# [Exercise goal]
Copy every entry exactly, but skip the pictures.
Top of Data records
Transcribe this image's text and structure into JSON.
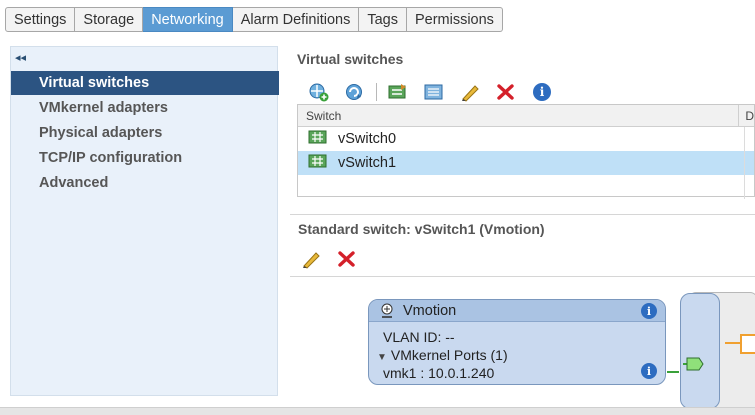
{
  "tabs": [
    {
      "label": "Settings",
      "active": false
    },
    {
      "label": "Storage",
      "active": false
    },
    {
      "label": "Networking",
      "active": true
    },
    {
      "label": "Alarm Definitions",
      "active": false
    },
    {
      "label": "Tags",
      "active": false
    },
    {
      "label": "Permissions",
      "active": false
    }
  ],
  "sidebar": {
    "collapse_glyph": "◂◂",
    "items": [
      {
        "label": "Virtual switches",
        "selected": true
      },
      {
        "label": "VMkernel adapters",
        "selected": false
      },
      {
        "label": "Physical adapters",
        "selected": false
      },
      {
        "label": "TCP/IP configuration",
        "selected": false
      },
      {
        "label": "Advanced",
        "selected": false
      }
    ]
  },
  "main": {
    "title": "Virtual switches",
    "toolbar_icons": [
      "add-networking-icon",
      "refresh-icon",
      "migrate-adapters-icon",
      "manage-physical-adapters-icon",
      "edit-icon",
      "remove-icon",
      "info-icon"
    ],
    "grid": {
      "columns": [
        "Switch",
        "D"
      ],
      "rows": [
        {
          "name": "vSwitch0",
          "selected": false
        },
        {
          "name": "vSwitch1",
          "selected": true
        }
      ]
    },
    "detail_title": "Standard switch: vSwitch1 (Vmotion)",
    "detail_toolbar_icons": [
      "edit-icon",
      "remove-icon"
    ],
    "diagram": {
      "portgroup_name": "Vmotion",
      "vlan": "VLAN ID: --",
      "ports_label": "VMkernel Ports (1)",
      "vmk": "vmk1 : 10.0.1.240"
    }
  },
  "colors": {
    "active_tab": "#5b9bd3",
    "nav_selected": "#2c5482",
    "row_selected": "#bfe0f7",
    "portgroup_fill": "#c9d9ef",
    "uplink_line": "#f0a030"
  }
}
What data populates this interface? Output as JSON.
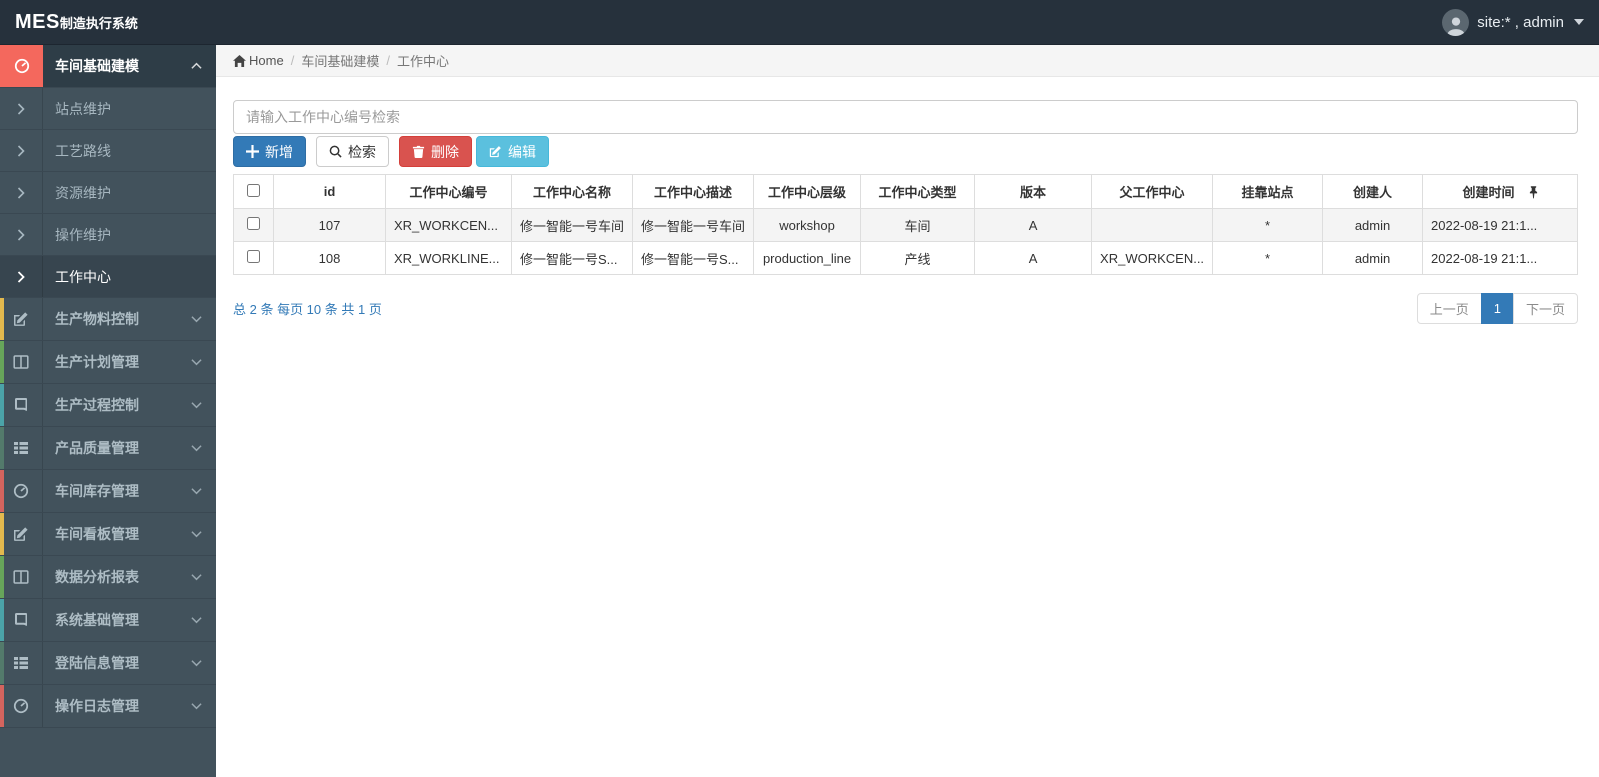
{
  "topbar": {
    "logo_bold": "MES",
    "logo_text": "制造执行系统",
    "user": "site:* , admin",
    "icons": {
      "avatar": "person-icon",
      "dropdown": "caret-down-icon"
    }
  },
  "sidebar": {
    "items": [
      {
        "label": "车间基础建模",
        "icon": "gauge-icon",
        "state": "expanded-active",
        "accent": "#f4685d"
      },
      {
        "label": "生产物料控制",
        "icon": "edit-icon",
        "accent": "#e3b94e"
      },
      {
        "label": "生产计划管理",
        "icon": "columns-icon",
        "accent": "#67a55a"
      },
      {
        "label": "生产过程控制",
        "icon": "book-icon",
        "accent": "#4ba3a8"
      },
      {
        "label": "产品质量管理",
        "icon": "list-icon",
        "accent": "#537a6b"
      },
      {
        "label": "车间库存管理",
        "icon": "gauge-icon",
        "accent": "#d4645e"
      },
      {
        "label": "车间看板管理",
        "icon": "edit-icon",
        "accent": "#e3b94e"
      },
      {
        "label": "数据分析报表",
        "icon": "columns-icon",
        "accent": "#67a55a"
      },
      {
        "label": "系统基础管理",
        "icon": "book-icon",
        "accent": "#4ba3a8"
      },
      {
        "label": "登陆信息管理",
        "icon": "list-icon",
        "accent": "#537a6b"
      },
      {
        "label": "操作日志管理",
        "icon": "gauge-icon",
        "accent": "#d4645e"
      }
    ],
    "submenu": [
      "站点维护",
      "工艺路线",
      "资源维护",
      "操作维护",
      "工作中心"
    ],
    "active_submenu": "工作中心"
  },
  "breadcrumb": {
    "home": "Home",
    "home_icon": "home-icon",
    "separator": "/",
    "items": [
      "车间基础建模",
      "工作中心"
    ]
  },
  "search": {
    "placeholder": "请输入工作中心编号检索"
  },
  "toolbar": {
    "add": "新增",
    "search": "检索",
    "delete": "删除",
    "edit": "编辑",
    "icons": [
      "plus-icon",
      "search-icon",
      "trash-icon",
      "edit-icon"
    ]
  },
  "table": {
    "columns": [
      "id",
      "工作中心编号",
      "工作中心名称",
      "工作中心描述",
      "工作中心层级",
      "工作中心类型",
      "版本",
      "父工作中心",
      "挂靠站点",
      "创建人",
      "创建时间"
    ],
    "last_column_icon": "pin-icon",
    "rows": [
      [
        "107",
        "XR_WORKCEN...",
        "修一智能一号车间",
        "修一智能一号车间",
        "workshop",
        "车间",
        "A",
        "",
        "*",
        "admin",
        "2022-08-19 21:1..."
      ],
      [
        "108",
        "XR_WORKLINE...",
        "修一智能一号S...",
        "修一智能一号S...",
        "production_line",
        "产线",
        "A",
        "XR_WORKCEN...",
        "*",
        "admin",
        "2022-08-19 21:1..."
      ]
    ]
  },
  "pagination": {
    "summary": "总 2 条 每页 10 条 共 1 页",
    "prev": "上一页",
    "current": "1",
    "next": "下一页"
  },
  "colors": {
    "topbar_bg": "#26313c",
    "sidebar_bg": "#42525c",
    "active_parent_bg": "#2e3d47",
    "active_icon_block": "#f4685d",
    "primary": "#337ab7",
    "danger": "#d9534f",
    "info": "#5bc0de",
    "link": "#337ab7",
    "table_border": "#dddddd",
    "stripe_row": "#f4f4f4"
  }
}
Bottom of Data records
# [Response to this task]
Transcribe this image's text and structure into JSON.
{
  "tabs": [
    {
      "label": "Settings",
      "active": false
    },
    {
      "label": "Storage",
      "active": false
    },
    {
      "label": "Networking",
      "active": true
    },
    {
      "label": "Alarm Definitions",
      "active": false
    },
    {
      "label": "Tags",
      "active": false
    },
    {
      "label": "Permissions",
      "active": false
    }
  ],
  "sidebar": {
    "collapse_glyph": "◂◂",
    "items": [
      {
        "label": "Virtual switches",
        "selected": true
      },
      {
        "label": "VMkernel adapters",
        "selected": false
      },
      {
        "label": "Physical adapters",
        "selected": false
      },
      {
        "label": "TCP/IP configuration",
        "selected": false
      },
      {
        "label": "Advanced",
        "selected": false
      }
    ]
  },
  "main": {
    "title": "Virtual switches",
    "toolbar_icons": [
      "add-networking-icon",
      "refresh-icon",
      "migrate-adapters-icon",
      "manage-physical-adapters-icon",
      "edit-icon",
      "remove-icon",
      "info-icon"
    ],
    "grid": {
      "columns": [
        "Switch",
        "D"
      ],
      "rows": [
        {
          "name": "vSwitch0",
          "selected": false
        },
        {
          "name": "vSwitch1",
          "selected": true
        }
      ]
    },
    "detail_title": "Standard switch: vSwitch1 (Vmotion)",
    "detail_toolbar_icons": [
      "edit-icon",
      "remove-icon"
    ],
    "diagram": {
      "portgroup_name": "Vmotion",
      "vlan": "VLAN ID: --",
      "ports_label": "VMkernel Ports (1)",
      "vmk": "vmk1 : 10.0.1.240"
    }
  },
  "colors": {
    "active_tab": "#5b9bd3",
    "nav_selected": "#2c5482",
    "row_selected": "#bfe0f7",
    "portgroup_fill": "#c9d9ef",
    "uplink_line": "#f0a030"
  }
}
What data populates this interface? Output as JSON.
{
  "topbar": {
    "logo_bold": "MES",
    "logo_text": "制造执行系统",
    "user": "site:* , admin",
    "icons": {
      "avatar": "person-icon",
      "dropdown": "caret-down-icon"
    }
  },
  "sidebar": {
    "items": [
      {
        "label": "车间基础建模",
        "icon": "gauge-icon",
        "state": "expanded-active",
        "accent": "#f4685d"
      },
      {
        "label": "生产物料控制",
        "icon": "edit-icon",
        "accent": "#e3b94e"
      },
      {
        "label": "生产计划管理",
        "icon": "columns-icon",
        "accent": "#67a55a"
      },
      {
        "label": "生产过程控制",
        "icon": "book-icon",
        "accent": "#4ba3a8"
      },
      {
        "label": "产品质量管理",
        "icon": "list-icon",
        "accent": "#537a6b"
      },
      {
        "label": "车间库存管理",
        "icon": "gauge-icon",
        "accent": "#d4645e"
      },
      {
        "label": "车间看板管理",
        "icon": "edit-icon",
        "accent": "#e3b94e"
      },
      {
        "label": "数据分析报表",
        "icon": "columns-icon",
        "accent": "#67a55a"
      },
      {
        "label": "系统基础管理",
        "icon": "book-icon",
        "accent": "#4ba3a8"
      },
      {
        "label": "登陆信息管理",
        "icon": "list-icon",
        "accent": "#537a6b"
      },
      {
        "label": "操作日志管理",
        "icon": "gauge-icon",
        "accent": "#d4645e"
      }
    ],
    "submenu": [
      "站点维护",
      "工艺路线",
      "资源维护",
      "操作维护",
      "工作中心"
    ],
    "active_submenu": "工作中心"
  },
  "breadcrumb": {
    "home": "Home",
    "home_icon": "home-icon",
    "separator": "/",
    "items": [
      "车间基础建模",
      "工作中心"
    ]
  },
  "search": {
    "placeholder": "请输入工作中心编号检索"
  },
  "toolbar": {
    "add": "新增",
    "search": "检索",
    "delete": "删除",
    "edit": "编辑",
    "icons": [
      "plus-icon",
      "search-icon",
      "trash-icon",
      "edit-icon"
    ]
  },
  "table": {
    "columns": [
      "id",
      "工作中心编号",
      "工作中心名称",
      "工作中心描述",
      "工作中心层级",
      "工作中心类型",
      "版本",
      "父工作中心",
      "挂靠站点",
      "创建人",
      "创建时间"
    ],
    "last_column_icon": "pin-icon",
    "rows": [
      [
        "107",
        "XR_WORKCEN...",
        "修一智能一号车间",
        "修一智能一号车间",
        "workshop",
        "车间",
        "A",
        "",
        "*",
        "admin",
        "2022-08-19 21:1..."
      ],
      [
        "108",
        "XR_WORKLINE...",
        "修一智能一号S...",
        "修一智能一号S...",
        "production_line",
        "产线",
        "A",
        "XR_WORKCEN...",
        "*",
        "admin",
        "2022-08-19 21:1..."
      ]
    ]
  },
  "pagination": {
    "summary": "总 2 条 每页 10 条 共 1 页",
    "prev": "上一页",
    "current": "1",
    "next": "下一页"
  },
  "colors": {
    "topbar_bg": "#26313c",
    "sidebar_bg": "#42525c",
    "active_parent_bg": "#2e3d47",
    "active_icon_block": "#f4685d",
    "primary": "#337ab7",
    "danger": "#d9534f",
    "info": "#5bc0de",
    "link": "#337ab7",
    "table_border": "#dddddd",
    "stripe_row": "#f4f4f4"
  }
}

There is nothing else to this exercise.